4. Conclusions

Water plasma treatment performed on CNTs removes amorphous carbon and introduces several oxygen functional groups on the CNTs surface. MnO2/CNTs nanocomposite electrodes were obtained after galvanostatic deposition of MnO2 on untreated and water plasma-treated CNTs. SEM images confirm the removal of amorphous carbon and reveal nanoflower-structured MnO2 deposited on the CNTs. Raman spectroscopy and XPS results indicate that electrochemical cycling in the potential range from 0-1 V converts MnO2 to Mn3O4, which corresponds to a change in the metal oxide morphology observed with SEM. On the other hand, a voltage window between 0.1–0.8 V does not change the oxidation state of MnO2 and only induces a morphological change from nanoflower to layer-like structure of the oxide. High specific capacitance values were achieved under optimum water-plasma conditions, low rf plasma powers and high water pressures. A high specific capacitance of 750 Fg−1 was obtained for wpCNTs/MnO2 (10 W, 135 Pa) nanocomposite electrode.

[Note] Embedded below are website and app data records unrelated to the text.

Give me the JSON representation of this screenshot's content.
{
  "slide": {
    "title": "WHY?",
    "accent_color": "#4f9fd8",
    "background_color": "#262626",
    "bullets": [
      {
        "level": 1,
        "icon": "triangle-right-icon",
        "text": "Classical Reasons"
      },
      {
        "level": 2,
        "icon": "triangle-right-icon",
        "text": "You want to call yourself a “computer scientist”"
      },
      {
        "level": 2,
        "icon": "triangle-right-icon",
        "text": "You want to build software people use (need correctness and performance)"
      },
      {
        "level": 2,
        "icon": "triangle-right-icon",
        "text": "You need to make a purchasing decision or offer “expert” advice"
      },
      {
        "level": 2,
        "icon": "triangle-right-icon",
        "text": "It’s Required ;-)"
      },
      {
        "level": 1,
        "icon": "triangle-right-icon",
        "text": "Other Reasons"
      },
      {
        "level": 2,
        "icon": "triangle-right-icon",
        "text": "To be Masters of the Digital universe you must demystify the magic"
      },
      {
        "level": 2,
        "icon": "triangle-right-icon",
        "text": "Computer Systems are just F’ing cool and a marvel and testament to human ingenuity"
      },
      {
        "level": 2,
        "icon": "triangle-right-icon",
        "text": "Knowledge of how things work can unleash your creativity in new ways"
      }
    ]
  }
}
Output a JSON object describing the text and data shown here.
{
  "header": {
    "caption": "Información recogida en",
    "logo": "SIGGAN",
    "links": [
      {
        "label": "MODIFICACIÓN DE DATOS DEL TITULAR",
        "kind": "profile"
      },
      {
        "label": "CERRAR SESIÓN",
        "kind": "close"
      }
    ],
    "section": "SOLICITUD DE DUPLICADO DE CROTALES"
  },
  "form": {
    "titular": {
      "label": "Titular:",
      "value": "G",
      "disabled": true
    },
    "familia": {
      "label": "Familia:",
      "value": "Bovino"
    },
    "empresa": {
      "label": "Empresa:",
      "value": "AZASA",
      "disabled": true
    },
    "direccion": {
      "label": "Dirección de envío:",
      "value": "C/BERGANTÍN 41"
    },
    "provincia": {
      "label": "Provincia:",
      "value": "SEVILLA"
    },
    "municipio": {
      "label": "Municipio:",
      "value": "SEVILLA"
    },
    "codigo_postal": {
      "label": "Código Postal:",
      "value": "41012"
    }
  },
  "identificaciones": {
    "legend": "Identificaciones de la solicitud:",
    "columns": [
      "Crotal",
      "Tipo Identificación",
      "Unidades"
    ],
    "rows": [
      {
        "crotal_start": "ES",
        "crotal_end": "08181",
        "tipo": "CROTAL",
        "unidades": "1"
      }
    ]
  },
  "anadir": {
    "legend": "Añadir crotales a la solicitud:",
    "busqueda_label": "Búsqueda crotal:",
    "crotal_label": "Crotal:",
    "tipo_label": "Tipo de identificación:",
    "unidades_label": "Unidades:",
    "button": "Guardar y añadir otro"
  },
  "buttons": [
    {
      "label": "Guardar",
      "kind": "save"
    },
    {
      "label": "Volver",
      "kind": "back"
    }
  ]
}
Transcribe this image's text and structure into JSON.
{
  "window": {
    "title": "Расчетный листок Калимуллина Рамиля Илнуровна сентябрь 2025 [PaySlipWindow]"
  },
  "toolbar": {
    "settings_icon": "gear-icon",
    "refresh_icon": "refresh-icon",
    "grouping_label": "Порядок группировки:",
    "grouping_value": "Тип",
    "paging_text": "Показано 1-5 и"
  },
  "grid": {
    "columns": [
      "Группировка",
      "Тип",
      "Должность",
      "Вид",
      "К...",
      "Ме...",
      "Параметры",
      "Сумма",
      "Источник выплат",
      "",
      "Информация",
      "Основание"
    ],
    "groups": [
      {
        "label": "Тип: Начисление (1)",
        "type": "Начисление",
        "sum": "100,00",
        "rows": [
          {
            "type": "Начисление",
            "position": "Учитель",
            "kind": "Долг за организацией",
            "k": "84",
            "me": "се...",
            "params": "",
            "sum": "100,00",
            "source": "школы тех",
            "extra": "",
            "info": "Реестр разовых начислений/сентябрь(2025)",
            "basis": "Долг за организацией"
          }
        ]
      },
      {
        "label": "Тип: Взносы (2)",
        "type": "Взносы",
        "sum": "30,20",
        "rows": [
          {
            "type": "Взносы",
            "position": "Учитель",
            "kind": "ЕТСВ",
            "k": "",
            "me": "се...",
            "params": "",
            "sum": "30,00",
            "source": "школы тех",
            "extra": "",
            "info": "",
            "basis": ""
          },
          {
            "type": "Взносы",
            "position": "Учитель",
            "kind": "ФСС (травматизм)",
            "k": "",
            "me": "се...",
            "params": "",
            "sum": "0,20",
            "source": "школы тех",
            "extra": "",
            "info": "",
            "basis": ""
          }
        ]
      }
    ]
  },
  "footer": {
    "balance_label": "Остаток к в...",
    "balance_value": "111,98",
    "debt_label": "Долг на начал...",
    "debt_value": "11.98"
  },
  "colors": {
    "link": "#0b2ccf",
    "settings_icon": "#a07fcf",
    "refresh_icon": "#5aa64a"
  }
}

This work was supported by Projects 2009SGR00185 of AGAUR of Generalitat de Catalunya and CTQ2009-14674-CO2-01 from MICINN of Spanish Government. The authors thank Serveis Cientifico-Tècnics of the Universitat de Barcelona (SCT-UB) for measurement facilities.

Supplementary Materials

This supplementary material provides additional information about Box-Wilson experimental design (figure S1), charge/discharge curves and cycling between 0 and 1 V (figure S2), Nyquist plot of different samples (figure S3), and a table regarding the O1s peak in the XPS spectra of samples with MnO2 before and after cycling (table S4).

  1. Supplementary Materials